Rønningsbakken joined the circus at the age of 18, but has been practicing in various forms since the age of five, where, as the youngest of three children, he spent his time in the Norwegian countryside climbing trees and playing on rooftops.At an early age, when watching television, he was inspired by footage of an Indian yogi balancing, and decided to devote himself to the art. He later improved his craft under the tutelage of Moscow State Circus trainer Peter Jakob.
In 2006, Ronningsbakken was scheduled to perform on the Late Night with David Letterman, but he canceled in protest to a bombing of Pakistan by the United States. Explaining his decision, he said that after the bombing, “it’s not of interest to contribute anything at all to a country like the USA.”

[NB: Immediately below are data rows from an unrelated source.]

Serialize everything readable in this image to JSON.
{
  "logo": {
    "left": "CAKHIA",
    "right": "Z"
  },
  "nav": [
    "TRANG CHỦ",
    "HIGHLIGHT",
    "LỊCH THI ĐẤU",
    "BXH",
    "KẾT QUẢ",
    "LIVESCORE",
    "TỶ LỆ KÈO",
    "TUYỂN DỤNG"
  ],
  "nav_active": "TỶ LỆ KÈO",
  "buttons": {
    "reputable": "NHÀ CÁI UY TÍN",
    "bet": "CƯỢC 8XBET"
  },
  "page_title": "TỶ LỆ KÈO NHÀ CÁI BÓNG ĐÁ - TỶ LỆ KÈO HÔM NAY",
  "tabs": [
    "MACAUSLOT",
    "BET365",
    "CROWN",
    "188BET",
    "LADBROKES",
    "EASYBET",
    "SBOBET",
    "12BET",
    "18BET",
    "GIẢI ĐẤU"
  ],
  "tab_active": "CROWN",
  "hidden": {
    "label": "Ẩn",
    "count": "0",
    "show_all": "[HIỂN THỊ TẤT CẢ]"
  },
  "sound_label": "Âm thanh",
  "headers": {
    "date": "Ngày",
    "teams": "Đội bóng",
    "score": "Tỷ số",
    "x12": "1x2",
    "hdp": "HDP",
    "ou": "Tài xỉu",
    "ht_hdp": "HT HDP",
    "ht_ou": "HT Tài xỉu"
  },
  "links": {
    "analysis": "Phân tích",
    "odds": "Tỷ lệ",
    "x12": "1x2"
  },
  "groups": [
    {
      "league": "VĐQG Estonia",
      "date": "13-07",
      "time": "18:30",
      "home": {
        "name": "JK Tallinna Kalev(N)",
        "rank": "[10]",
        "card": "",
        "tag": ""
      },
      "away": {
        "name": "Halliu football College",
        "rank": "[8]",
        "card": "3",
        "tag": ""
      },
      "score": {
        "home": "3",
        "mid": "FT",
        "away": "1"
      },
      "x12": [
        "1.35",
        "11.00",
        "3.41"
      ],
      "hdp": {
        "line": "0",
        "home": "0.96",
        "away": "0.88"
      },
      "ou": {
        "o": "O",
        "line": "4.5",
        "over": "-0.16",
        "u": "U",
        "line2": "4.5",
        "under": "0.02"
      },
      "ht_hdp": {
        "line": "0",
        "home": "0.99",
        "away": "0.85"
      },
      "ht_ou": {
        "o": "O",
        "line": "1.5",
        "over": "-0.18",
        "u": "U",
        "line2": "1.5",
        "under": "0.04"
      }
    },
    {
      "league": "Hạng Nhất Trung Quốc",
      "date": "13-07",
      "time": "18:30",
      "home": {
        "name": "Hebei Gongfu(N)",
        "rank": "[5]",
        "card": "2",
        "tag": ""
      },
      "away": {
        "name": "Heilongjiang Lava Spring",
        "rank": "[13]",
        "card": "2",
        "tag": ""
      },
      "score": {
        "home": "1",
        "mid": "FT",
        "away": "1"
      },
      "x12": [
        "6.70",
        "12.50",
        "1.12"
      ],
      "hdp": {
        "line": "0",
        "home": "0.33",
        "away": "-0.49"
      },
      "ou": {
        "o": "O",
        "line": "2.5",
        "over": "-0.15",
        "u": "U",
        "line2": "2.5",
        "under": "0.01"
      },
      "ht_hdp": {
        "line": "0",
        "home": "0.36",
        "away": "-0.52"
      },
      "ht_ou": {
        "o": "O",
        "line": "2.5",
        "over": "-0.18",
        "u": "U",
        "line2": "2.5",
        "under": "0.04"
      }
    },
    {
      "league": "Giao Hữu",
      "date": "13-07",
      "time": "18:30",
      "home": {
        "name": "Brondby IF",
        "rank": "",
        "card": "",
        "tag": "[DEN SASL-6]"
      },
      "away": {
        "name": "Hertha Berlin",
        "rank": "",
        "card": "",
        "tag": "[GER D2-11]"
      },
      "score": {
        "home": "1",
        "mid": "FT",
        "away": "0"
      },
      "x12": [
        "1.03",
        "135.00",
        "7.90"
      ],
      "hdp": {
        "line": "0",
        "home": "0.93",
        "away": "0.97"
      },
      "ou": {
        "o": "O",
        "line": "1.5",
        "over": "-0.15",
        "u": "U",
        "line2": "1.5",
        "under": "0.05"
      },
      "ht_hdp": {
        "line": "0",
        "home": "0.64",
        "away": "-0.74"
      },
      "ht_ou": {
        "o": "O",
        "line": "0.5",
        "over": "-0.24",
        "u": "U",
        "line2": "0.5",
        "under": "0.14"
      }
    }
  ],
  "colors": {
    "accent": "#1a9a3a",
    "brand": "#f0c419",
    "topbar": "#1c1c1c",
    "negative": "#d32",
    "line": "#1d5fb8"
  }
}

Rønningsbakken is currently working with a film crew, creating a documentary to be shown in Scandinavia. To allow filmmakers to obtain enough shots, he often had to perform the feats dozens of times. He has also begun to teach others his techniques, such as Kenyan student Moses Wepukhuli. Rønningsbakken has visited the slums of Nairobi in the hopes of inspiring lifelong confidence in the youth by teaching them acrobatics.
Rønningsbakken’s current goal is to perform a one-handed handstand at the top of the Burj Khalifa in Dubai, which, as of January 2010, was the tallest man-made structure ever built. Explaining his motives, he says, “When you only have five fingers touching the building, you feel like you are flying.” Experts expect wind speed will affect his ability to perform safely, as the building sways slightly in high winds.
Extreme stunts Eskil Ronningsbakken